(Delta Police Department photo)

B.C. police officer investigated for writing tickets on fake violations

DPD officer Byron Ritchie was recommended for disciplinary action, but has been granted a review

A Delta police officer could be seeing disciplinary action after a member of the public complained that the officer had written tickets for violations that didn’t occur.

According to the Office of the Police Complaint Commissioner, Const. Byron Ritchie has been granted a review of his case that includes 11 allegations of deceit.

The complaint against Ritchie came from a member of the public whose wife had been issued two tickets by Ritchie on July 15, 2016. The complaint noted that Ritchie had stopped the female driver because she was talking on her cell phone while driving.

After he stopped her, Ritchie issued her a ticket for failing to war a seat belt and failing to produce vehicle insurance, even though she had done both those things. He allegedly told the driver she was “getting a break” with those tickets, as the combined fines were less than receiving a ticket for distracted driving.

After the complaint was brought to the Greater Vancouver Integrated Road Safety Unit (IRSU), Ritchie was confronted about the situation. He said he was trying to give the driver a break, and had written tickets this way before.

The Office of the Police Complaint Commissioner ordered an investigation into this matter on this basis that issuing tickets for violations that didn’t occur counted as deceit.

During the disciplinary proceeding, investigators found 11 instances between June and July of 2016 where Ritchie issued tickets for unfounded violations.

Ritchie denied the allegations were deceitful.

The discipline authority recommended that Ritchie’s rank be reduce for 12 months, from first class constable to second class constable. It also recommended he receive suspension without pay for two days for each of the 11 offences (totalling 22 days of suspension without pay) and work under close supervision for one year.

Ritchie sought a public hearing on the case, but was not granted one. He was a review of the investigation. According to the Notice of Review on Record, retired judge James Therlfall will review all the documents related to the investigation and determine whether disciplinary action should be taken.



grace.kennedy@northdeltareporter.com

Like us on Facebook and follow us on Twitter

Just Posted

Hiker rescued by helicopter after receiving burns in ‘cooking incident’

Campbell River Search and Rescue has been busy of late…

Heat warning issued for Vancouver Island

Temperatures expected to cool down later this week

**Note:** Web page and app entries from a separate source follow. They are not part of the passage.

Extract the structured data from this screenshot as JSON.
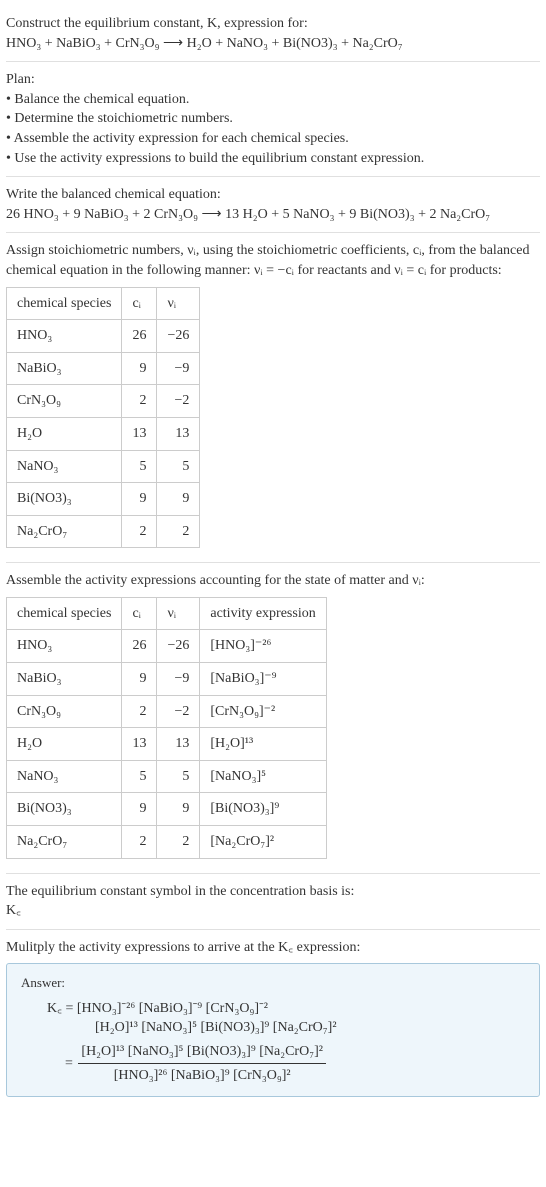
{
  "q_line1": "Construct the equilibrium constant, K, expression for:",
  "q_reaction": "HNO₃ + NaBiO₃ + CrN₃O₉  ⟶  H₂O + NaNO₃ + Bi(NO3)₃ + Na₂CrO₇",
  "plan_title": "Plan:",
  "plan_items": [
    "• Balance the chemical equation.",
    "• Determine the stoichiometric numbers.",
    "• Assemble the activity expression for each chemical species.",
    "• Use the activity expressions to build the equilibrium constant expression."
  ],
  "balanced_title": "Write the balanced chemical equation:",
  "balanced_reaction": "26 HNO₃ + 9 NaBiO₃ + 2 CrN₃O₉  ⟶  13 H₂O + 5 NaNO₃ + 9 Bi(NO3)₃ + 2 Na₂CrO₇",
  "assign_text": "Assign stoichiometric numbers, νᵢ, using the stoichiometric coefficients, cᵢ, from the balanced chemical equation in the following manner: νᵢ = −cᵢ for reactants and νᵢ = cᵢ for products:",
  "t1_headers": {
    "species": "chemical species",
    "ci": "cᵢ",
    "vi": "νᵢ"
  },
  "t1_rows": [
    {
      "sp": "HNO₃",
      "c": "26",
      "v": "−26"
    },
    {
      "sp": "NaBiO₃",
      "c": "9",
      "v": "−9"
    },
    {
      "sp": "CrN₃O₉",
      "c": "2",
      "v": "−2"
    },
    {
      "sp": "H₂O",
      "c": "13",
      "v": "13"
    },
    {
      "sp": "NaNO₃",
      "c": "5",
      "v": "5"
    },
    {
      "sp": "Bi(NO3)₃",
      "c": "9",
      "v": "9"
    },
    {
      "sp": "Na₂CrO₇",
      "c": "2",
      "v": "2"
    }
  ],
  "assemble_text": "Assemble the activity expressions accounting for the state of matter and νᵢ:",
  "t2_headers": {
    "species": "chemical species",
    "ci": "cᵢ",
    "vi": "νᵢ",
    "act": "activity expression"
  },
  "t2_rows": [
    {
      "sp": "HNO₃",
      "c": "26",
      "v": "−26",
      "a": "[HNO₃]⁻²⁶"
    },
    {
      "sp": "NaBiO₃",
      "c": "9",
      "v": "−9",
      "a": "[NaBiO₃]⁻⁹"
    },
    {
      "sp": "CrN₃O₉",
      "c": "2",
      "v": "−2",
      "a": "[CrN₃O₉]⁻²"
    },
    {
      "sp": "H₂O",
      "c": "13",
      "v": "13",
      "a": "[H₂O]¹³"
    },
    {
      "sp": "NaNO₃",
      "c": "5",
      "v": "5",
      "a": "[NaNO₃]⁵"
    },
    {
      "sp": "Bi(NO3)₃",
      "c": "9",
      "v": "9",
      "a": "[Bi(NO3)₃]⁹"
    },
    {
      "sp": "Na₂CrO₇",
      "c": "2",
      "v": "2",
      "a": "[Na₂CrO₇]²"
    }
  ],
  "kc_basis_text": "The equilibrium constant symbol in the concentration basis is:",
  "kc_symbol": "K꜀",
  "multiply_text": "Mulitply the activity expressions to arrive at the K꜀ expression:",
  "answer_label": "Answer:",
  "ans_line1": "K꜀ = [HNO₃]⁻²⁶ [NaBiO₃]⁻⁹ [CrN₃O₉]⁻²",
  "ans_line2": "[H₂O]¹³ [NaNO₃]⁵ [Bi(NO3)₃]⁹ [Na₂CrO₇]²",
  "ans_eq": "=",
  "ans_frac_num": "[H₂O]¹³ [NaNO₃]⁵ [Bi(NO3)₃]⁹ [Na₂CrO₇]²",
  "ans_frac_den": "[HNO₃]²⁶ [NaBiO₃]⁹ [CrN₃O₉]²"
}
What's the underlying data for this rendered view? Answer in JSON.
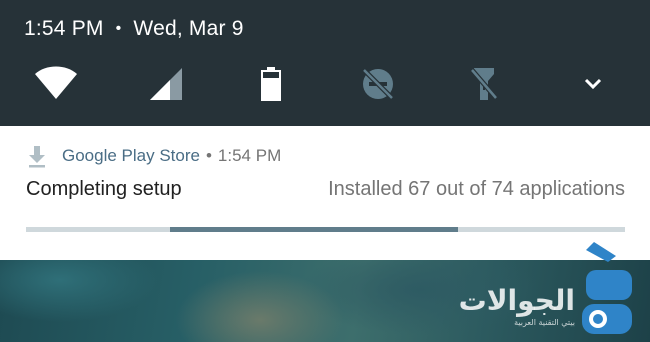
{
  "status_bar": {
    "time": "1:54 PM",
    "separator": "•",
    "date": "Wed, Mar 9"
  },
  "quick_settings": [
    {
      "icon": "wifi-icon",
      "state": "on"
    },
    {
      "icon": "cellular-signal-icon",
      "state": "on"
    },
    {
      "icon": "battery-icon",
      "state": "on"
    },
    {
      "icon": "do-not-disturb-off-icon",
      "state": "off"
    },
    {
      "icon": "flashlight-off-icon",
      "state": "off"
    },
    {
      "icon": "expand-chevron-icon",
      "state": "collapsed"
    }
  ],
  "notification": {
    "app_name": "Google Play Store",
    "separator": "•",
    "time": "1:54 PM",
    "title": "Completing setup",
    "text": "Installed 67 out of 74 applications",
    "progress_fraction": 0.48
  },
  "watermark": {
    "text": "الجوالات",
    "subtext": "بيتي التقنية العربية"
  },
  "colors": {
    "shade": "#263238",
    "icon_white": "#ffffff",
    "icon_dim": "#607d8b",
    "progress_track": "#cfd8dc",
    "progress_fill": "#607d8b",
    "app_name": "#4a6d85",
    "watermark_accent": "#2f84c8"
  }
}
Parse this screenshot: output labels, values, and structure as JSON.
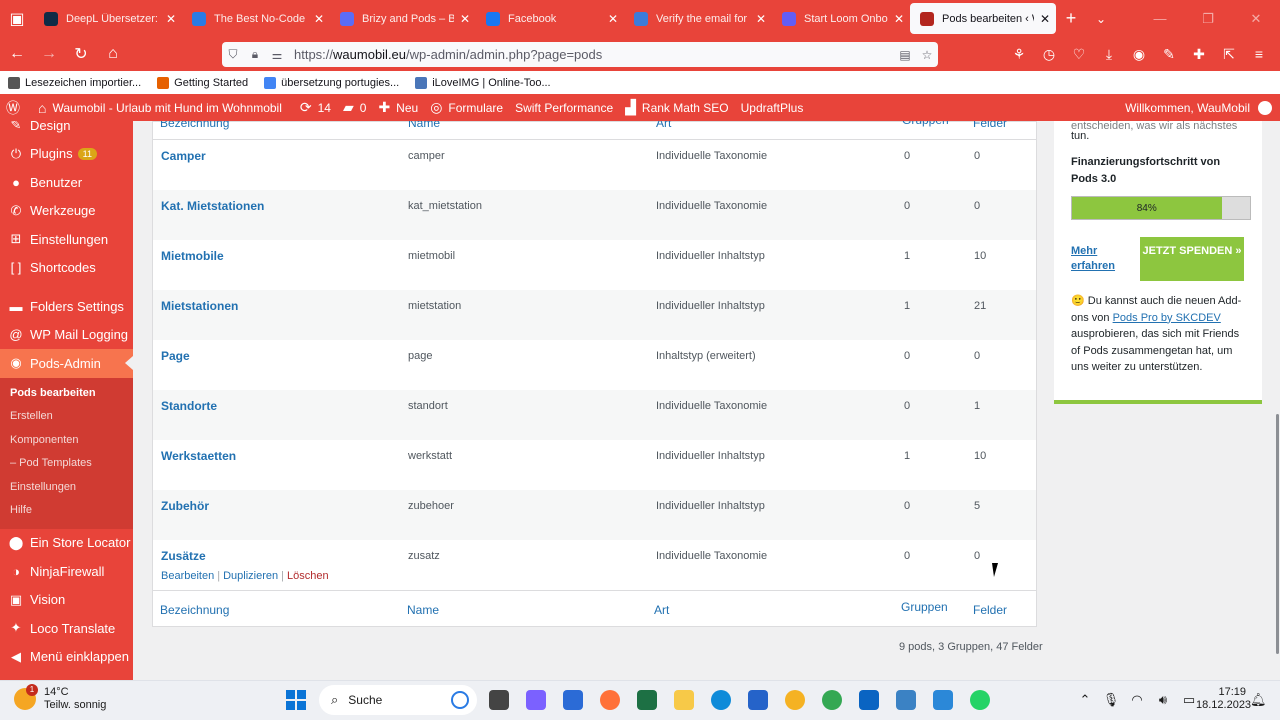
{
  "browser": {
    "tabs": [
      {
        "label": "DeepL Übersetzer: De",
        "icon": "deepl-icon",
        "color": "#0f2b46",
        "active": false
      },
      {
        "label": "The Best No-Code W",
        "icon": "globe-icon",
        "color": "#2a7be4",
        "active": false
      },
      {
        "label": "Brizy and Pods – Brizy",
        "icon": "brizy-icon",
        "color": "#5b6cf7",
        "active": false
      },
      {
        "label": "Facebook",
        "icon": "facebook-icon",
        "color": "#1877f2",
        "active": false
      },
      {
        "label": "Verify the email for yo",
        "icon": "asterisk-icon",
        "color": "#3d7bd9",
        "active": false
      },
      {
        "label": "Start Loom Onboardin",
        "icon": "loom-icon",
        "color": "#625df5",
        "active": false
      },
      {
        "label": "Pods bearbeiten ‹ Wau",
        "icon": "pods-icon",
        "color": "#b3261e",
        "active": true
      }
    ],
    "url_prefix": "https://",
    "url_host": "waumobil.eu",
    "url_path": "/wp-admin/admin.php?page=pods",
    "bookmarks": [
      {
        "label": "Lesezeichen importier...",
        "color": "#555"
      },
      {
        "label": "Getting Started",
        "color": "#e66000"
      },
      {
        "label": "übersetzung portugies...",
        "color": "#4285f4"
      },
      {
        "label": "iLoveIMG | Online-Too...",
        "color": "#4a76b8"
      }
    ]
  },
  "adminbar": {
    "site": "Waumobil - Urlaub mit Hund im Wohnmobil",
    "updates": "14",
    "comments": "0",
    "new": "Neu",
    "forms": "Formulare",
    "swift": "Swift Performance",
    "rankmath": "Rank Math SEO",
    "updraft": "UpdraftPlus",
    "welcome": "Willkommen, WauMobil"
  },
  "sidebar": {
    "items_top": [
      {
        "label": "Design",
        "icon": "brush-icon"
      },
      {
        "label": "Plugins",
        "icon": "plug-icon",
        "badge": "11"
      },
      {
        "label": "Benutzer",
        "icon": "user-icon"
      },
      {
        "label": "Werkzeuge",
        "icon": "wrench-icon"
      },
      {
        "label": "Einstellungen",
        "icon": "settings-icon"
      },
      {
        "label": "Shortcodes",
        "icon": "brackets-icon"
      }
    ],
    "items_mid": [
      {
        "label": "Folders Settings",
        "icon": "folder-icon"
      },
      {
        "label": "WP Mail Logging",
        "icon": "at-icon"
      },
      {
        "label": "Pods-Admin",
        "icon": "pods-icon",
        "current": true
      }
    ],
    "submenu": [
      "Pods bearbeiten",
      "Erstellen",
      "Komponenten",
      "– Pod Templates",
      "Einstellungen",
      "Hilfe"
    ],
    "items_bottom": [
      {
        "label": "Ein Store Locator",
        "icon": "pin-icon"
      },
      {
        "label": "NinjaFirewall",
        "icon": "ninja-icon"
      },
      {
        "label": "Vision",
        "icon": "vision-icon"
      },
      {
        "label": "Loco Translate",
        "icon": "translate-icon"
      },
      {
        "label": "Menü einklappen",
        "icon": "collapse-icon"
      }
    ]
  },
  "table": {
    "headers": {
      "name": "Bezeichnung",
      "slug": "Name",
      "type": "Art",
      "groups": "Gruppen",
      "fields": "Felder"
    },
    "rows": [
      {
        "label": "Camper",
        "slug": "camper",
        "type": "Individuelle Taxonomie",
        "groups": "0",
        "fields": "0"
      },
      {
        "label": "Kat. Mietstationen",
        "slug": "kat_mietstation",
        "type": "Individuelle Taxonomie",
        "groups": "0",
        "fields": "0"
      },
      {
        "label": "Mietmobile",
        "slug": "mietmobil",
        "type": "Individueller Inhaltstyp",
        "groups": "1",
        "fields": "10"
      },
      {
        "label": "Mietstationen",
        "slug": "mietstation",
        "type": "Individueller Inhaltstyp",
        "groups": "1",
        "fields": "21"
      },
      {
        "label": "Page",
        "slug": "page",
        "type": "Inhaltstyp (erweitert)",
        "groups": "0",
        "fields": "0"
      },
      {
        "label": "Standorte",
        "slug": "standort",
        "type": "Individuelle Taxonomie",
        "groups": "0",
        "fields": "1"
      },
      {
        "label": "Werkstaetten",
        "slug": "werkstatt",
        "type": "Individueller Inhaltstyp",
        "groups": "1",
        "fields": "10"
      },
      {
        "label": "Zubehör",
        "slug": "zubehoer",
        "type": "Individueller Inhaltstyp",
        "groups": "0",
        "fields": "5"
      },
      {
        "label": "Zusätze",
        "slug": "zusatz",
        "type": "Individuelle Taxonomie",
        "groups": "0",
        "fields": "0"
      }
    ],
    "row_actions": {
      "edit": "Bearbeiten",
      "duplicate": "Duplizieren",
      "delete": "Löschen"
    },
    "summary": "9 pods, 3 Gruppen, 47 Felder"
  },
  "widget": {
    "cut_text": "entscheiden, was wir als nächstes",
    "top_text": "tun.",
    "progress_label": "Finanzierungsfortschritt von Pods 3.0",
    "progress_value": 84,
    "progress_text": "84%",
    "more": "Mehr erfahren",
    "donate": "JETZT SPENDEN »",
    "text_before": "Du kannst auch die neuen Add-ons von ",
    "link": "Pods Pro by SKCDEV",
    "text_after": " ausprobieren, das sich mit Friends of Pods zusammengetan hat, um uns weiter zu unterstützen."
  },
  "taskbar": {
    "temp": "14°C",
    "weather": "Teilw. sonnig",
    "weather_badge": "1",
    "search": "Suche",
    "time": "17:19",
    "date": "18.12.2023",
    "apps": [
      {
        "name": "files-icon",
        "color": "#444"
      },
      {
        "name": "chat-icon",
        "color": "#7b61ff"
      },
      {
        "name": "vscode-icon",
        "color": "#2b6bd6"
      },
      {
        "name": "firefox-icon",
        "color": "#ff7139"
      },
      {
        "name": "excel-icon",
        "color": "#1d7044"
      },
      {
        "name": "explorer-icon",
        "color": "#f7c948"
      },
      {
        "name": "edge-icon",
        "color": "#0f8bd9"
      },
      {
        "name": "store-icon",
        "color": "#2563c9"
      },
      {
        "name": "photos-icon",
        "color": "#f5b223"
      },
      {
        "name": "chrome-icon",
        "color": "#34a853"
      },
      {
        "name": "outlook-icon",
        "color": "#0a64c2"
      },
      {
        "name": "notepad-icon",
        "color": "#3b82c4"
      },
      {
        "name": "snipping-icon",
        "color": "#2b88d8"
      },
      {
        "name": "whatsapp-icon",
        "color": "#25d366"
      }
    ]
  }
}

Help out at Campbell River’s first Highland Gathering next month

The weekend will feature the Highland Heavy Games, piping, dancing and more!

North Island College issues brief statement on bomb threat

Threat forced college to close all campuses for one day

Living with obsessive compulsive disorder

The Big Read: Vancouver Island mom calls for more mental health services as son battles OCD

REPLAY: B.C.’s best video this week

In case you missed it, here’s a look at replay-worthy highlights from across the province this week

B.C. teen meets Nicolas Cage

Filming mob movie in downtown Vernon, B.C.

Critics claim Trump “defended a tyrant”

Trump questions US intel, not Putin, on Russia 2016 meddling

B.C. MLAs choose new children’s watchdog

Jennifer Charlesworth has worked in government, social services

B.C. reporter calls out immigration photo on social media as fake news

A Vancouver reporter is calling out a British politician for spreading fake news

Hundreds of Arctic glaciers shrinking, disappearing

Out of 1,773 glaciers, 1,353 shrank significantly between 2000 and 2016

Indigenous housing providers worried Liberal proposals could put families on the streets

Indigenous housing providers raise alarms about future of federal funding deals

B.C. baseball team offers funeral prize pack

Wednesday’s West Coast League game in Victoria features draw for end-of-life package

Most Read